This country spends $8 billion every year on the treatment on chronic non-communicable diseases (NCDs) like diabetes, and this trend has the potential to bankrupt the government, Health Minister Terrence Deyalsingh has said.
The minister gave the opening address at the University of the West Indies Faculty of Medical Sciences first ever conference on Nanomedicine: A Glimpse into the Future of Medicine, held on Sunday at the Eric Williams Medical Sciences Complex, Mount Hope.
“It is that big. It is that much of a burden, and the healthcare system simply cannot go on with the treatment-based model,” he told the audience.
About 143,000 people here have been diagnosed with diabetes, according to the International Diabetes Federation.
Referencing the theme of the 2018 National Budget, Deyalsingh said if the government is to shift the paradigm from treatment to prevention, advances in nanotechnology is what will move patient care forward.
“As Minister of Health I would not like to see Trinidad and Tobago be the backwaters of (the development of) this technology. I would like to see coming to TT with some degree of speed is the novel (solutions) that nanotechnology promises,” he said.
Some of these advances included minimally invasive insulin delivery systems, contact lenses that can monitor glucose levels in real time, and insulin patches controlled by nanotechnology.
“These (innovations) can lead to a better quality of life for patients and to a lower cost to the state for treatment,” he said.
Dean of the Faculty of Medical Sciences Professor Terence Seemungal said the UWI recognised the importance of hosting such a conference to present to local professionals and academics the “latest information at the boundaries of human knowledge.”
“The future of medicine is not what we do today or tomorrow but what will be used 20 years from now.”
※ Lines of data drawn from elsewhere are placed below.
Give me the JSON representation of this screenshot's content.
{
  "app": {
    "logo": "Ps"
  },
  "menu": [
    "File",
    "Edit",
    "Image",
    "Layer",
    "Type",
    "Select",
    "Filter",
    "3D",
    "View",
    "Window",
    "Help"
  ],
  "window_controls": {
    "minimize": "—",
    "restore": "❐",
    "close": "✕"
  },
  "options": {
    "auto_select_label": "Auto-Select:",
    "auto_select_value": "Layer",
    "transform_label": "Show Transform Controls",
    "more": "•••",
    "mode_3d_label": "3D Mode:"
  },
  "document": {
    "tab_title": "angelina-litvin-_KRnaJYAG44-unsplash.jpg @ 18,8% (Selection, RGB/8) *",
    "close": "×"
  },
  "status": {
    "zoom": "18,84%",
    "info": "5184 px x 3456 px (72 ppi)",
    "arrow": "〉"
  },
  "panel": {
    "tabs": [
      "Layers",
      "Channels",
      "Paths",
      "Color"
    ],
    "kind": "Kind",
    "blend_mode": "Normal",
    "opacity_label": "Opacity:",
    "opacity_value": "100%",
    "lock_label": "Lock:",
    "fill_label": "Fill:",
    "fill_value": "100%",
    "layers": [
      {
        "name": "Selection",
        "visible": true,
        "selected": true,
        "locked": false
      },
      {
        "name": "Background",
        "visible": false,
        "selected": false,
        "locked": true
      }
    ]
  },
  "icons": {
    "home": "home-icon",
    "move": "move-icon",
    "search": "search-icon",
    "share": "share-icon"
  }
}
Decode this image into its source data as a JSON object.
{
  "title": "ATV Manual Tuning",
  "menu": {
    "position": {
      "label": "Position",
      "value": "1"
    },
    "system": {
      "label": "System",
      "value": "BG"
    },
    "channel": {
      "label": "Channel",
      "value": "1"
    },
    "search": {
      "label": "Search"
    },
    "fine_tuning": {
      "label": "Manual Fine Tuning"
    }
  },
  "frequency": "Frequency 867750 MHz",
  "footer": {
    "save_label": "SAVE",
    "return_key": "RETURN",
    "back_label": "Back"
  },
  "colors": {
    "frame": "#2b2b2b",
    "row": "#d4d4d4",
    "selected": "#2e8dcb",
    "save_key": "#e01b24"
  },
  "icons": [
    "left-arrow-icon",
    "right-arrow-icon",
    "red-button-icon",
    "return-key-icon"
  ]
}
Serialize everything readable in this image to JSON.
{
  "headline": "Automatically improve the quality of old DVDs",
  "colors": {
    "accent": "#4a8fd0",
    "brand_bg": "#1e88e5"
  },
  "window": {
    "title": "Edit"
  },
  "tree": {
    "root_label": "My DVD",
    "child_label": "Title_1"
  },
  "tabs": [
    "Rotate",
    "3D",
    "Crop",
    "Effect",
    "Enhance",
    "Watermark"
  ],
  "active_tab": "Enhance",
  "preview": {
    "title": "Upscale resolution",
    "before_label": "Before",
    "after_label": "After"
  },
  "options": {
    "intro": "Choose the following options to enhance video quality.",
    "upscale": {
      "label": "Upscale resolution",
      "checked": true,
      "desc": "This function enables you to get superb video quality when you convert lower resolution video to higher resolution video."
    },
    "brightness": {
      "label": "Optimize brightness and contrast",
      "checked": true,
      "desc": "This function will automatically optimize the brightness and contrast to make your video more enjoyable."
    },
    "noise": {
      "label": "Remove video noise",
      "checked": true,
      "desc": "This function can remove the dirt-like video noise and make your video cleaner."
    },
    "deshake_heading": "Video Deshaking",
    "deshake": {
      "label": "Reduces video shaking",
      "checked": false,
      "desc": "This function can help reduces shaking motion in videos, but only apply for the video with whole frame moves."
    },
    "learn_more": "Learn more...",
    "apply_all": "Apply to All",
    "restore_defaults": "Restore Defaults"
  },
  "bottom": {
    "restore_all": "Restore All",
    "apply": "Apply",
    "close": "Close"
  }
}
The conference featured presentations on the application of nanotechnology for all major medical science fields offered at the university, including dentistry, medicine, veterinary science and pharmacological science.
Among the presenters were speakers from several world-renowned institutions including Harvard University, Johns Hopkins University, the University of South Florida, Mercer University, Florida A&M University, all in the United States, and the University of the West Indies, St Augustine.